Americans United for Separation of Church and State applauded today’s decision by the 4th U.S. Circuit Court of Appeals that affirmed a Maryland public school district is not required to fund a child’s religious education.
Americans United and allies had filed a friend-of-the-court brief in Leiman v. Smith, urging the court to reject the argument that the Leiman family of Montgomery County was entitled to tuition reimbursement for their special-needs child under the Individuals with Disabilities Education Act (IDEA). The brief says the First Amendment does not require government to provide religious instruction to any student.
“The Montgomery County public schools are willing and able to provide an appropriate education for the Leimans’ son,” said Richard B. Katskee, Americans United’s legal director. “The family is free to seek private religious instruction for their child, but they’re not entitled to have taxpayers cover the cost.”
Akiva and Shani Leiman have conceded that their child, identified as M.L., could receive an appropriate education through a public school program. But because they want M.L. to receive Jewish-themed lessons, they argue that M.L. should be sent to a Jewish school – and that Maryland taxpayers should foot the bill. They have argued that Jewish teachings are vital to M.L. so that he can learn how to live in his Orthodox community.

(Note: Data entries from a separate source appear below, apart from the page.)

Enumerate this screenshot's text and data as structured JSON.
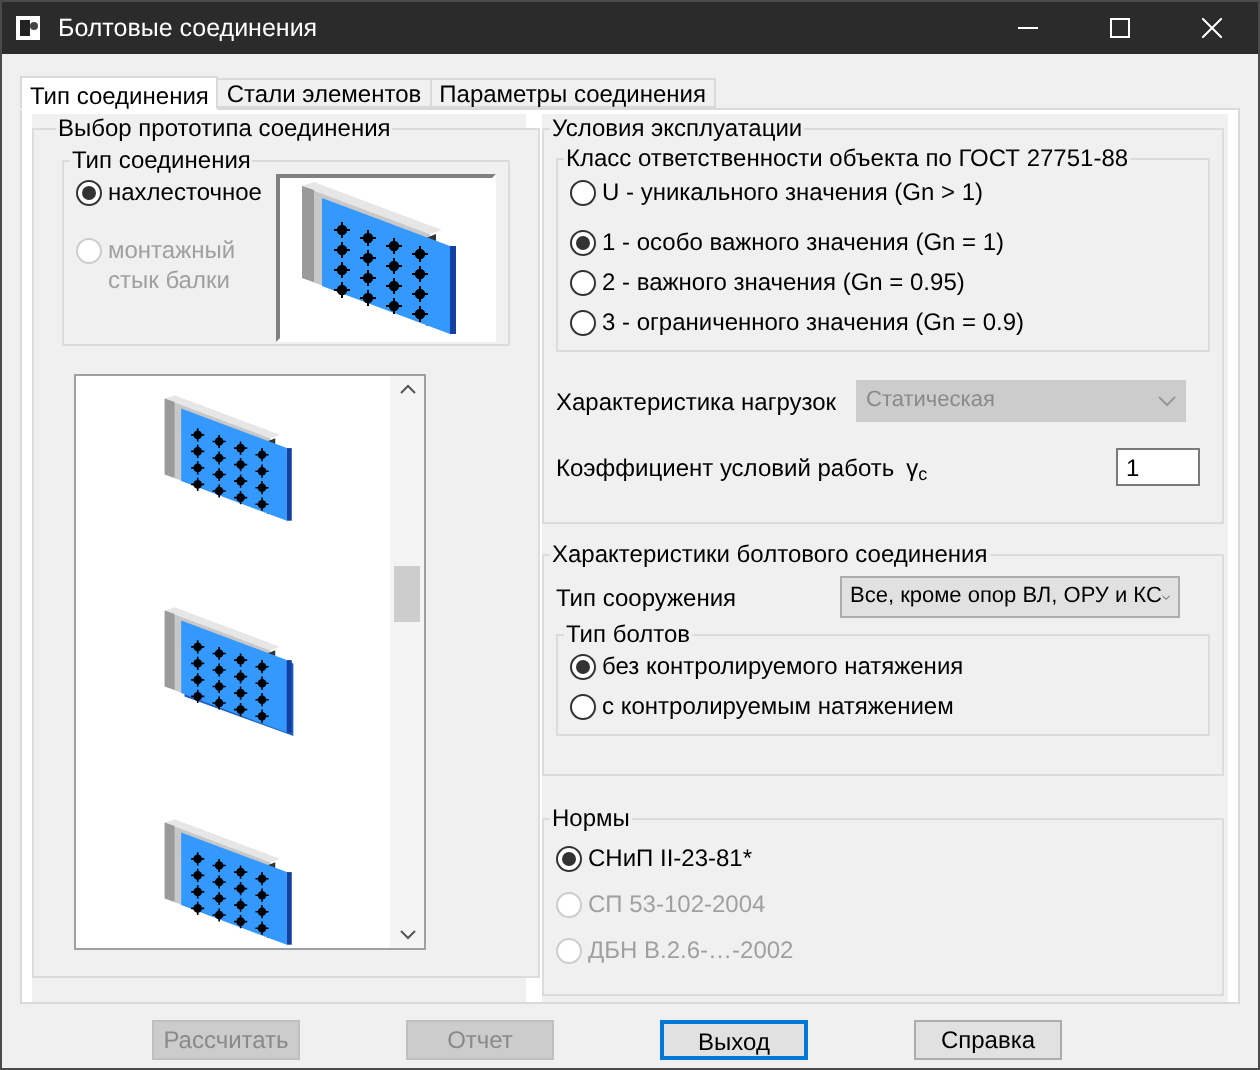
{
  "window": {
    "title": "Болтовые соединения"
  },
  "tabs": [
    {
      "label": "Тип соединения",
      "selected": true
    },
    {
      "label": "Стали элементов",
      "selected": false
    },
    {
      "label": "Параметры соединения",
      "selected": false
    }
  ],
  "prototype": {
    "title": "Выбор прототипа соединения",
    "connection_type": {
      "title": "Тип соединения",
      "options": [
        {
          "label": "нахлесточное",
          "selected": true,
          "disabled": false
        },
        {
          "label": "монтажный стык балки",
          "selected": false,
          "disabled": true
        }
      ]
    }
  },
  "conditions": {
    "title": "Условия эксплуатации",
    "class_group": {
      "title": "Класс ответственности объекта по ГОСТ 27751-88",
      "options": [
        {
          "label": "U - уникального значения (Gn > 1)",
          "selected": false
        },
        {
          "label": "1 - особо важного значения (Gn = 1)",
          "selected": true
        },
        {
          "label": "2 - важного значения (Gn = 0.95)",
          "selected": false
        },
        {
          "label": "3 - ограниченного значения (Gn = 0.9)",
          "selected": false
        }
      ]
    },
    "load": {
      "label": "Характеристика нагрузок",
      "value": "Статическая",
      "disabled": true
    },
    "coefficient": {
      "label": "Коэффициент условий работь",
      "symbol": "γ$_{c}$",
      "value": "1"
    }
  },
  "bolted": {
    "title": "Характеристики болтового соединения",
    "structure": {
      "label": "Тип сооружения",
      "value": "Все, кроме опор ВЛ, ОРУ и КС",
      "disabled": false
    },
    "bolt_type": {
      "title": "Тип болтов",
      "options": [
        {
          "label": "без контролируемого натяжения",
          "selected": true
        },
        {
          "label": "с контролируемым натяжением",
          "selected": false
        }
      ]
    }
  },
  "norms": {
    "title": "Нормы",
    "options": [
      {
        "label": "СНиП II-23-81*",
        "selected": true,
        "disabled": false
      },
      {
        "label": "СП 53-102-2004",
        "selected": false,
        "disabled": true
      },
      {
        "label": "ДБН В.2.6-…-2002",
        "selected": false,
        "disabled": true
      }
    ]
  },
  "buttons": [
    {
      "label": "Рассчитать",
      "disabled": true,
      "default": false
    },
    {
      "label": "Отчет",
      "disabled": true,
      "default": false
    },
    {
      "label": "Выход",
      "disabled": false,
      "default": true
    },
    {
      "label": "Справка",
      "disabled": false,
      "default": false
    }
  ]
}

Both an administrative-law judge and a federal district court rejected these arguments; today, the 4th Circuit affirmed the lower court’s decision.

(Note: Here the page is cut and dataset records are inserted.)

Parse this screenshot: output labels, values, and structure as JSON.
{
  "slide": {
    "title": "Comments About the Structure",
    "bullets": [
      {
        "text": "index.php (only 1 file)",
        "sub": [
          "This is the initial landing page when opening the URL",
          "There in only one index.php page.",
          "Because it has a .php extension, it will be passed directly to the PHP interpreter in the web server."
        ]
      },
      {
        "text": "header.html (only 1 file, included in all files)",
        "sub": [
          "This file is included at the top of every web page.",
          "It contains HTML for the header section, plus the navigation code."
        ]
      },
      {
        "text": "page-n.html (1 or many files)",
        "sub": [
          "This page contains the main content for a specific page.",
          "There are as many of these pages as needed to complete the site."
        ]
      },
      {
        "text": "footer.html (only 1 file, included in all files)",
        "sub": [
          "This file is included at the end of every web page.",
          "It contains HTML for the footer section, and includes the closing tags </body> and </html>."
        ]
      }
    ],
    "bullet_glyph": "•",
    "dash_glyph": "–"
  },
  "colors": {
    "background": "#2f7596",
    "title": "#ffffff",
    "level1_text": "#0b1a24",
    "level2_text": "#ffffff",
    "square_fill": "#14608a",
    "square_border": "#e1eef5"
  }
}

AU’s brief was written by Katskee and former AU Madison Fellow Carmen Green. The American Civil Liberties Union, ACLU of Maryland, Baptist Joint Committee for Religious Liberty, Central Conference of American Rabbis, Jewish Social Policy Action Network, People For the American Way Foundation, Union for Reform Judaism and Women of Reform Judaism joined the brief.

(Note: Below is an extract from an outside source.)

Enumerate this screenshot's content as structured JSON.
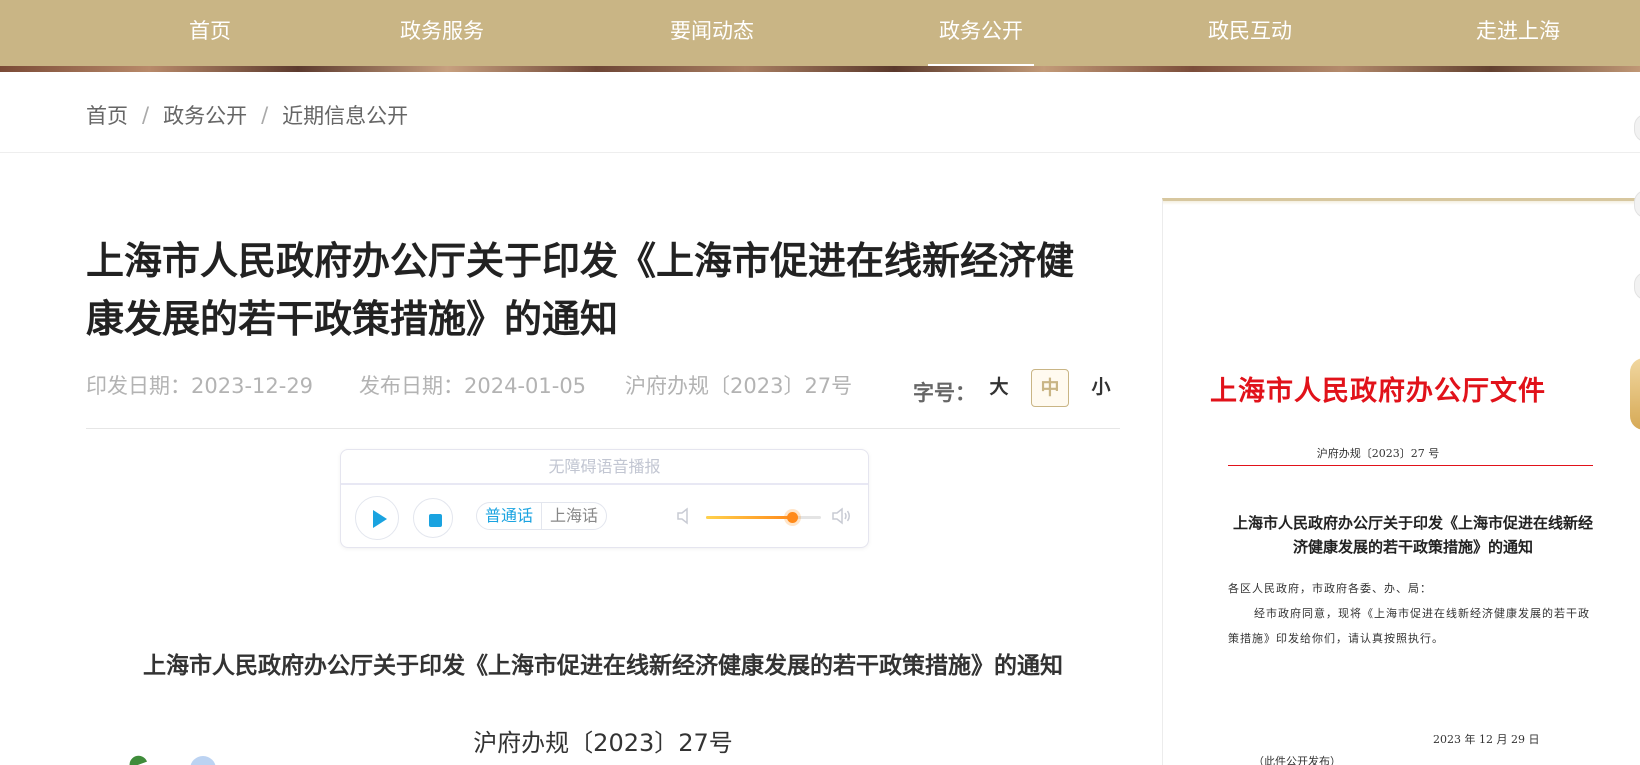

Americans United is a religious liberty watchdog group based in Washington, D.C. Founded in 1947, the organization educates Americans about the importance of church-state separation in safeguarding religious freedom.